**PROMPT**:
Write out the entries exactly. None of the pictures should appear in the copy.

===============

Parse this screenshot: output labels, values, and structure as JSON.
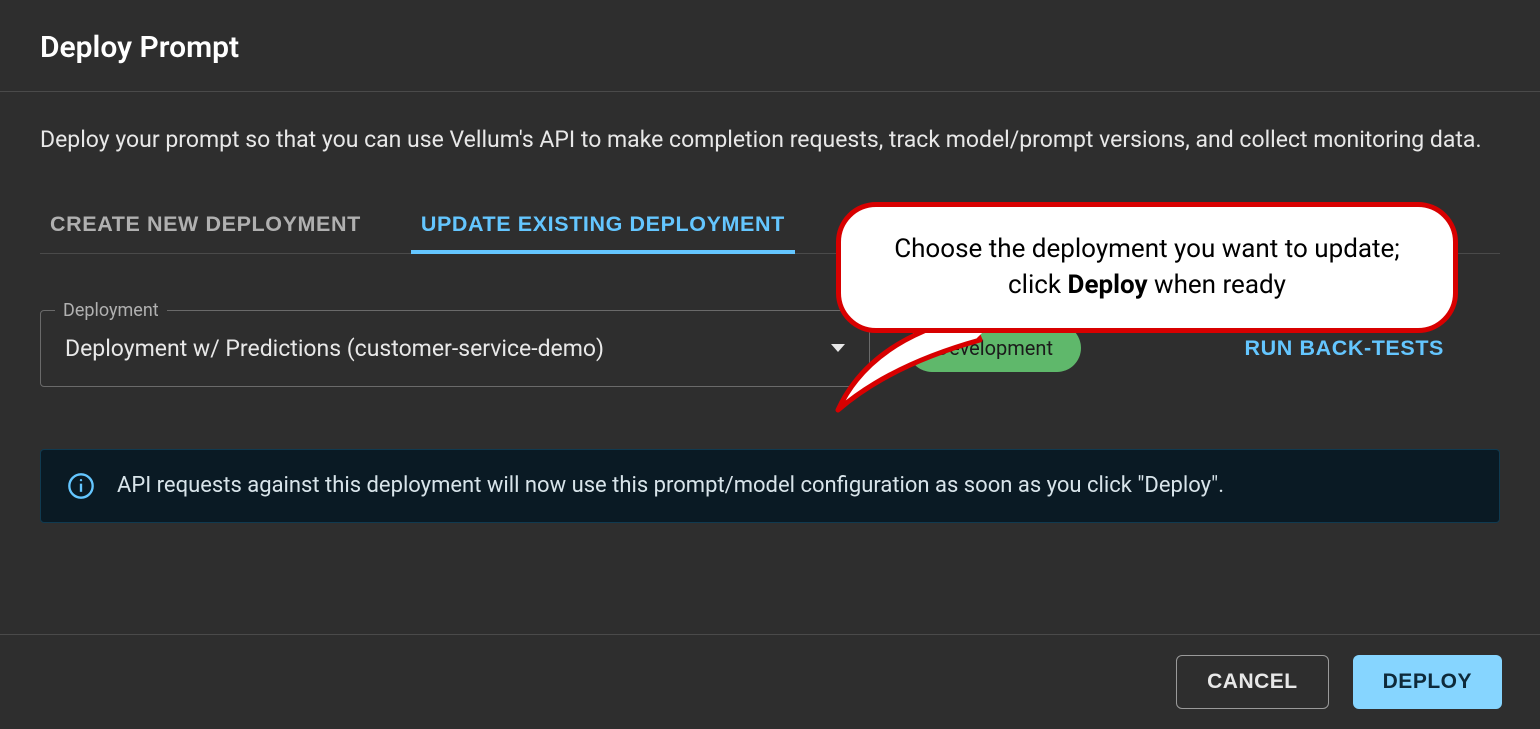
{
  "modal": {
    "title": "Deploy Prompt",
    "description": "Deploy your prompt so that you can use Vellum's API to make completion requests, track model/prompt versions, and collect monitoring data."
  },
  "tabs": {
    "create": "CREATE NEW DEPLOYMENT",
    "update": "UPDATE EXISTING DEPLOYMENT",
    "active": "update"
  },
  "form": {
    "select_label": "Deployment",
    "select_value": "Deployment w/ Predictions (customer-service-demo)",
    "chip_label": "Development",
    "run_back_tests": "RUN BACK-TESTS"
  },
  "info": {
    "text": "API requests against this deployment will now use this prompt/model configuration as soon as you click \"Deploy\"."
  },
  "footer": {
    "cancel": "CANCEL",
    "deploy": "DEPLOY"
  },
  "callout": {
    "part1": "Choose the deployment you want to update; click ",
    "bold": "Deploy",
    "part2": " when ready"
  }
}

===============

**YOUR RESPONSE**:
Parse this screenshot: output labels, values, and structure as JSON.
{
  "modal": {
    "title": "Deploy Prompt",
    "description": "Deploy your prompt so that you can use Vellum's API to make completion requests, track model/prompt versions, and collect monitoring data."
  },
  "tabs": {
    "create": "CREATE NEW DEPLOYMENT",
    "update": "UPDATE EXISTING DEPLOYMENT",
    "active": "update"
  },
  "form": {
    "select_label": "Deployment",
    "select_value": "Deployment w/ Predictions (customer-service-demo)",
    "chip_label": "Development",
    "run_back_tests": "RUN BACK-TESTS"
  },
  "info": {
    "text": "API requests against this deployment will now use this prompt/model configuration as soon as you click \"Deploy\"."
  },
  "footer": {
    "cancel": "CANCEL",
    "deploy": "DEPLOY"
  },
  "callout": {
    "part1": "Choose the deployment you want to update; click ",
    "bold": "Deploy",
    "part2": " when ready"
  }
}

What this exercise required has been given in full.